Copycat bills demand questions from voters, transparency from legislators
For anyone who follows state government, it’s always been a question: Why are Minnesota legislators so often addressing the same issues as legislators in other states? Is it the zeitgeist, or something else?
Think marijuana, tort reform, minimum wage, gay marriage, taxes on sugary drinks, etc. Now we know why — copycat legislation crafted and pushed by special interests.
A two-year investigation by USA Today, The Arizona Republic and the Center for Public Integrity found that at least 10,000 bills almost entirely copied from model legislation were introduced in statehouses nationwide in the past eight years. More than 2,100 of those bills were signed into law.
Minnesota legislators introduced at least 247 such bills from 2012 through 2018. (The research tool has yet to examine legislation proposed this session.) All these bills have roots in corporations, industry groups or think tanks. Those entities — essentially special interests — dream them up, tap experts to draft them and then find a legislator in targeted states to serve as chief author and lead the push to pass them.
As the USA Today report showed, sometimes legislators don’t even know these are “copy/paste/legislate” bills and often the bills are named in very misleading ways (as are original bills, to be fair).
Witness the Asbestos Transparency Act, which didn’t help people exposed to asbestos. It was written by corporations to make it harder for victims of asbestos-related illnesses to recoup money. The HOPE Act, introduced in nine states, was written by a conservative advocacy group to make it more difficult for people to get food stamps.
Those examples highlight the two most important takeaways. For voters: Ask more questions. For legislators: Be more transparent.
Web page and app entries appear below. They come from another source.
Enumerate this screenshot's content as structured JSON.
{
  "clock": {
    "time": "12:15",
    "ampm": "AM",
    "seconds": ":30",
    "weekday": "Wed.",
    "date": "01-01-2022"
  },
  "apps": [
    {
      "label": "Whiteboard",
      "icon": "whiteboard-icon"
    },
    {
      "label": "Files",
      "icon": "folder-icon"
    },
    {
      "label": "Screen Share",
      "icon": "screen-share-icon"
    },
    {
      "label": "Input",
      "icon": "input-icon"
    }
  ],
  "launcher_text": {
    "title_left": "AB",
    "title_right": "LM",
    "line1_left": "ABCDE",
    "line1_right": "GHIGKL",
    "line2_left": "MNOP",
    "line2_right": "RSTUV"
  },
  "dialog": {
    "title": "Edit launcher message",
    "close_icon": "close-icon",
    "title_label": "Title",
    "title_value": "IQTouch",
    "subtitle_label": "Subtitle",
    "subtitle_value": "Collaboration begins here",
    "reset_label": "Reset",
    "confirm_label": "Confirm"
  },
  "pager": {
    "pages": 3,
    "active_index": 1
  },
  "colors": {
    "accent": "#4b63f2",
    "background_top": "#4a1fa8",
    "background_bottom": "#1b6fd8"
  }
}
The lack of information involving these “copy/paste/legislate” bills is astounding. Until this report — which was generated through computer-assisted reporting that will continue with every legislative session — voters and even legislators likely did not know how common this practice had become. Of course, for those practicing it, that was great.
As the report noted, copycat bills don’t require registered lobbyists, don’t show up on expense reports or on campaign finance disclosure forms. Now, though, voters should demand to know what bills their legislators are sponsoring, who wrote them and why they deserve passage. If those bills are promoting good ideas, they will stand up to such scrutiny. …
Voters, it’s time to ask questions. It’s time to demand transparency.
It’s time to seriously reduce “copy/paste/legislate” in Minnesota and across the nation.
— St. Cloud Times